A screaming baby is a pretty good sign something is wrong, but at the same time it is a fairly arbitrary measure. Where is the pain? How bad is it? Is this medicine working? Answer me! Scientists at the University of Oxford have been working on a more precise way of doing things, using brainwave recordings to uncover a signature that appears indicative of infant pain, which can then help gauge infant response to pain relief.

Pediatricians do have ways of assessing infant pain, but these are inexact. Because they obviously cannot speak, babies don't use words or numbers to rate pain in the way a more mature person could. So doctors instead go by facial expressions and heart rates to determine the childrens' level of suffering.

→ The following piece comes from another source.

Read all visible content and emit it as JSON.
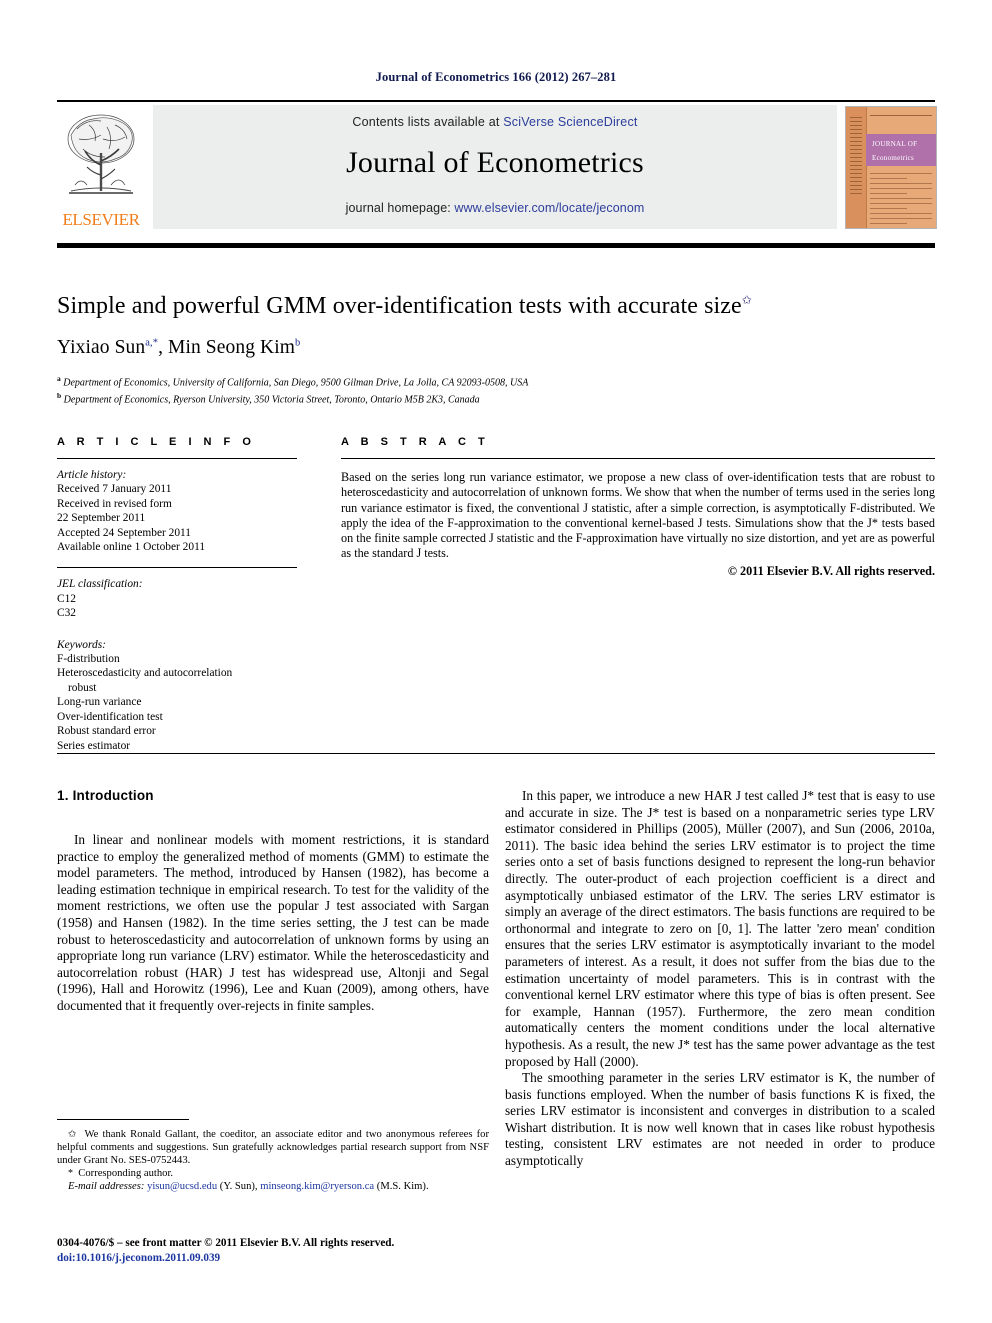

In search of a clearer metric, the Oxford researchers studied the brain activity of 18 infants as they underwent a heel-lance procedure for blood-screening. They did this through the use of electroencephalographic (EEG) recordings, which is a non-invasive method that places electrodes on the scalp to measure electrical signals emitted from the brain.

The team wound up with what it said was an EEG signature that represented pain, which they then validated through four additional studies involving a further 72 babies. This signature seemed to match up with conventional methods of pain-measuring, such as facial grimacing. It also proved to be distinct from the brain signals emitted in response to other stimuli, like sounds and flashing lights.

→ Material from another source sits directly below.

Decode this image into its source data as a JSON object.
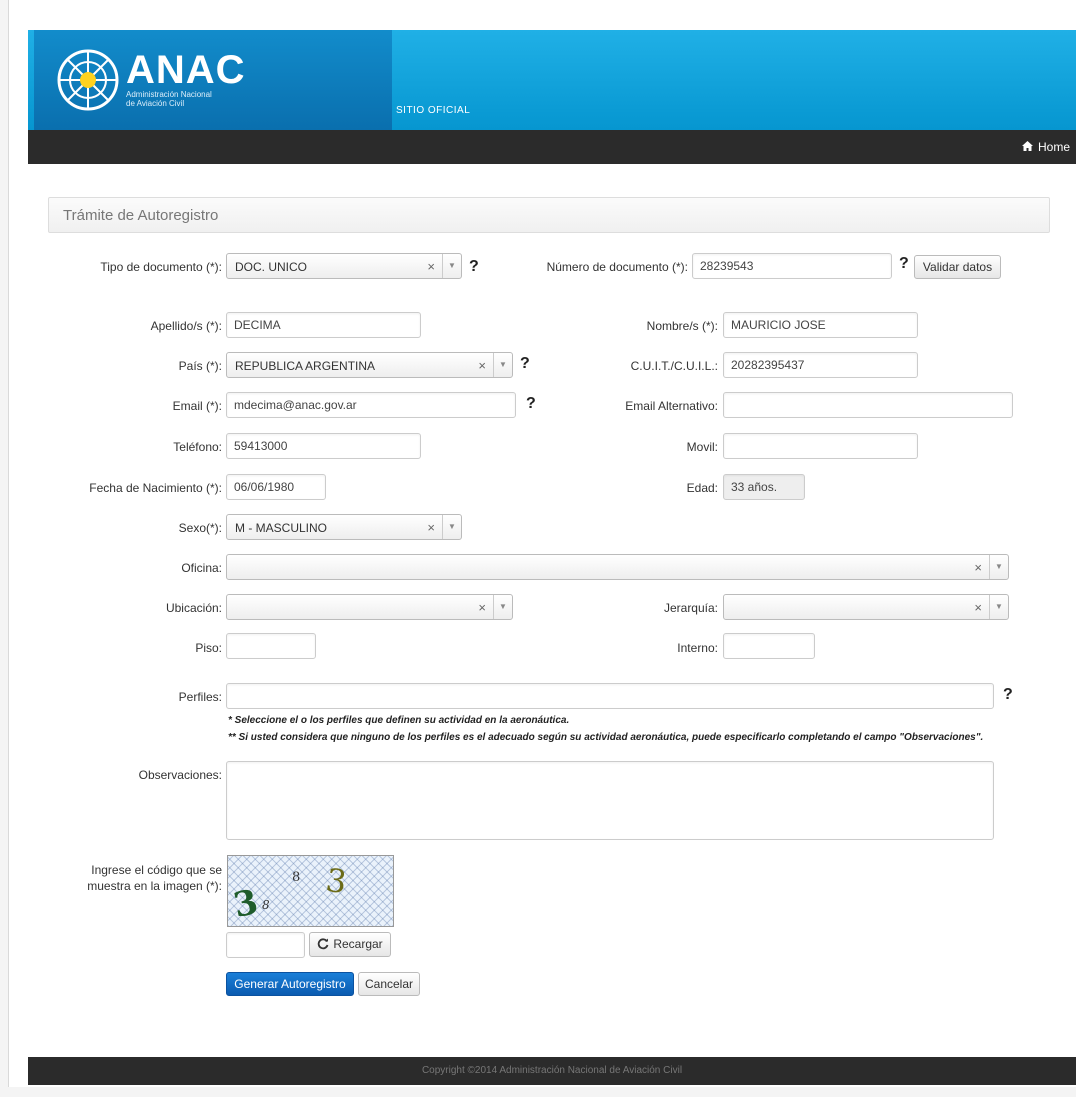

What's more, when a local anesthetic was applied to the babies' skin, the signals were reduced. This suggests that the approach can be used to test the effectiveness of pain-relieving drugs in infants. This is particularly important because measuring dosages for infants, who metabolize drugs differently than adults, can be problematic.

With further development, the researchers hope that the approach can be refined and used for individual pain assessments. Rebecca Slater, one of the authors of the study, says that babies in neonatal units each undergo 10 or 12 painful procedures on average, so boosting the effectiveness of pain relief in those circumstance would be an important step forward.

You can hear from Slater in the video below, while the research was published in the journal Science Translational Medicine.